The following 3 Grands Prix, Britain, France, and Austria went by mediocrely again for the Canadian as he finished scoring 4 points in those 3 rounds. Frentzen meanwhile, had to finish outside the points in France, while retiring in England and Austria due to an incident and a failure respectively.
But, all of this is going to be a moment of joy for the team as Jacques Villeneuve equalled Heinz Harald Frentzen’s season best of 3rd place at the German and Hungarian Grands Prix. Villeneuve got third by a strategy advantaged as he overfilled his car at the start and lasting longer than others. Villeneuve was actually catching the fuel-saving David Coulthard at the end and finished 0.509 seconds behind Coulthard.
Hungary was a straightforward race for them, with Villeneuve bringing home a consecutive podium finish.

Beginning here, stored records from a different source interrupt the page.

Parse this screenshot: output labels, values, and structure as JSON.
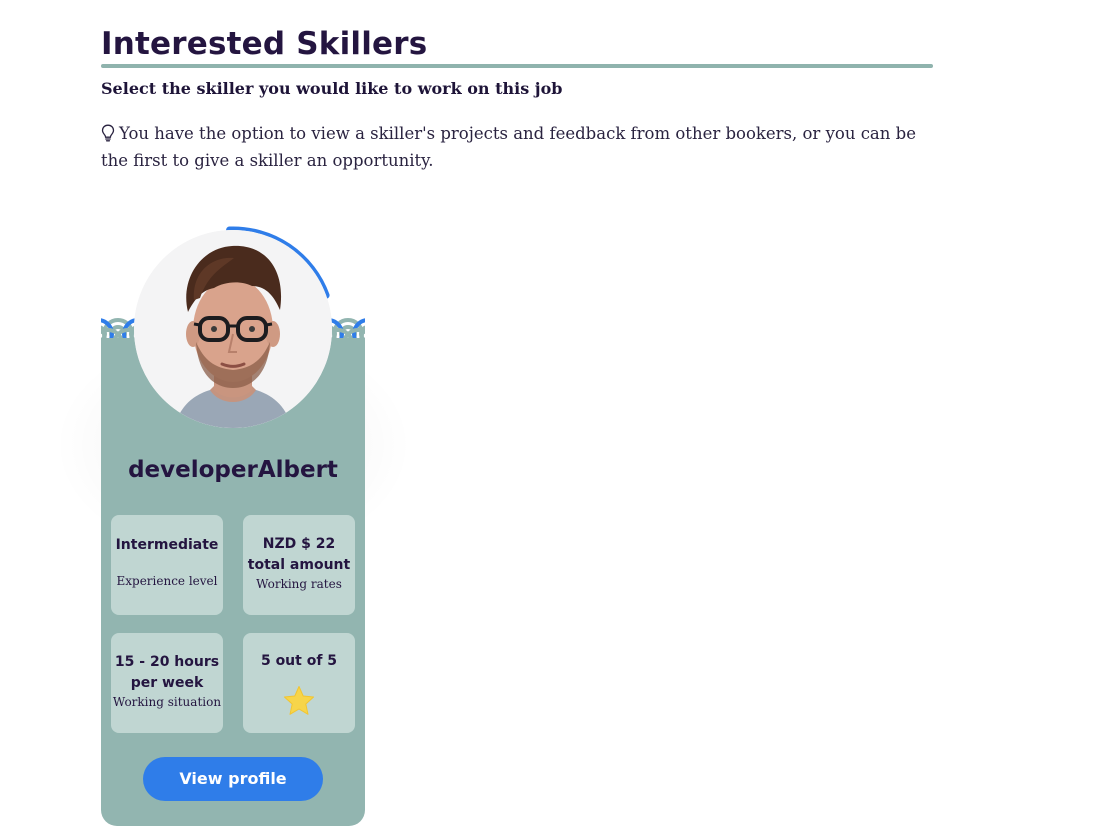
{
  "header": {
    "title": "Interested Skillers",
    "subtitle": "Select the skiller you would like to work on this job",
    "tip_text": "You have the option to view a skiller's projects and feedback from other bookers, or you can be the first to give a skiller an opportunity.",
    "tip_icon": "lightbulb-icon"
  },
  "skillers": [
    {
      "username": "developerAlbert",
      "experience": {
        "value": "Intermediate",
        "caption": "Experience level"
      },
      "rate": {
        "line1": "NZD $ 22",
        "line2": "total amount",
        "caption": "Working rates"
      },
      "hours": {
        "line1": "15 - 20 hours",
        "line2": "per week",
        "caption": "Working situation"
      },
      "rating": {
        "value": "5 out of 5",
        "icon": "star-icon"
      },
      "profile_completion_fraction": 0.2,
      "view_profile_label": "View profile"
    }
  ],
  "colors": {
    "card_background": "#92b5b0",
    "stat_box_background": "#c0d6d2",
    "accent_blue": "#2f7de9",
    "title_text": "#241540",
    "underline": "#8fb3ad",
    "star": "#f7d54a"
  }
}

But, Belgian and Italian Grands Prix were retirements for Villeneuve. At Spa, he spun off under the extremely wet conditions. For Frentzen, who didn’t have the greatest of races in the last few weeks, he finished 4th in the chaotic Belgian Grand Prix.

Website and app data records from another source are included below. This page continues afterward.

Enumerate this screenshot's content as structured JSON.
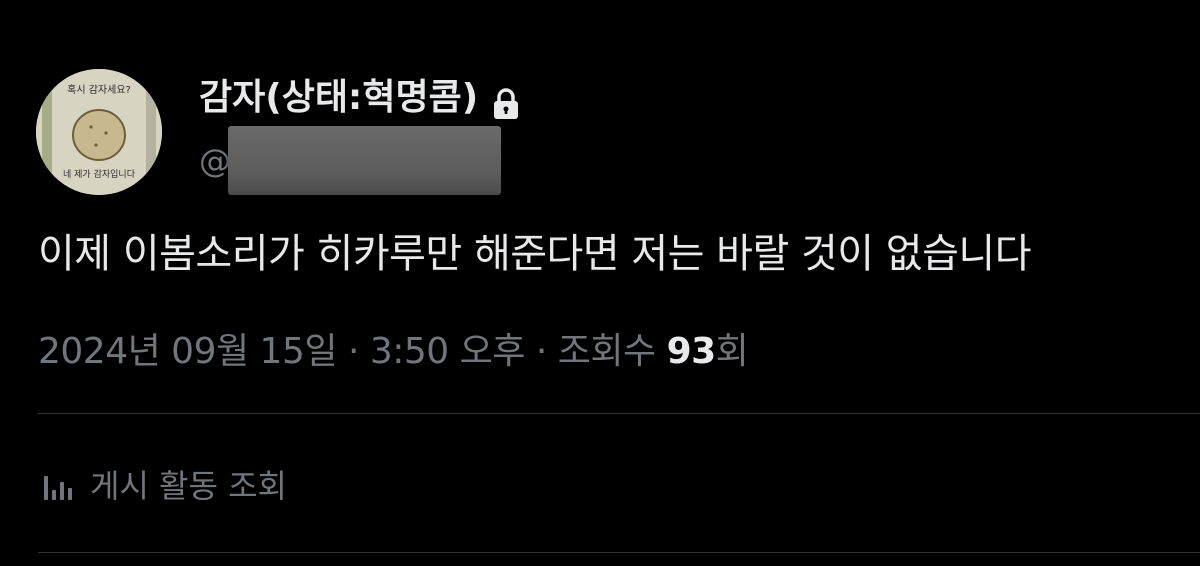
{
  "user": {
    "display_name": "감자(상태:혁명콤)",
    "handle_prefix": "@",
    "avatar": {
      "text_top": "혹시 감자세요?",
      "text_bottom": "네 제가 감자입니다"
    }
  },
  "tweet": {
    "text": "이제 이봄소리가 히카루만 해준다면 저는 바랄 것이 없습니다"
  },
  "meta": {
    "date": "2024년 09월 15일",
    "separator": "·",
    "time": "3:50 오후",
    "views_label": "조회수",
    "views_count": "93",
    "views_unit": "회"
  },
  "actions": {
    "view_activity_label": "게시 활동 조회"
  },
  "colors": {
    "background": "#000000",
    "primary_text": "#e7e9ea",
    "secondary_text": "#71767b",
    "divider": "#2f3336"
  },
  "icons": {
    "lock": "lock-icon",
    "activity": "bar-chart-icon"
  }
}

In Italy, Villeneuve ran with a luck pushing setup for the weekend. He set the car up to have as much downforce as a Boeing 787 (in other words, an airliner has more downforce than his setup) . This was done to compensate for the lacking of power in the Mechacrome engine. The setup proved to be a very good one with Flight First Officer Villeneuve in his Boeing qualifying a very impressive 2nd, just 0.272 seconds slower than pole sitter Michael Schumacher. The race didn’t go as smoothly as qualifying as Villeneuve’s eventually and inevitably spin out.
See kids? You need downforce even at tracks like Monza.
Frentzen didn’t set his downforce like a Boeing but he could only manage 7th.
The following Grands Prix (Luxembourg and season closer Japanese) finished rather mediocrely. Again.
At the end of the season, defending champion Jacques Villeneuve, with 21 points, managed to finish in 5th place in the Championship, a 79 point deficit champion Mika Hakkinen. Defending Constructors’ Champion Williams Grand Prix Engineering finished 3rd in the Championship, a 118 points less than McLaren, with just 38 points.
The FW20 was a beginning of an end to the dominant era of Williams. The closest they have ever been to winning a championship since 1997 was in 2003 with Juan Pablo Montoya. He eventually was unfortunately out of contention due to reliability issues.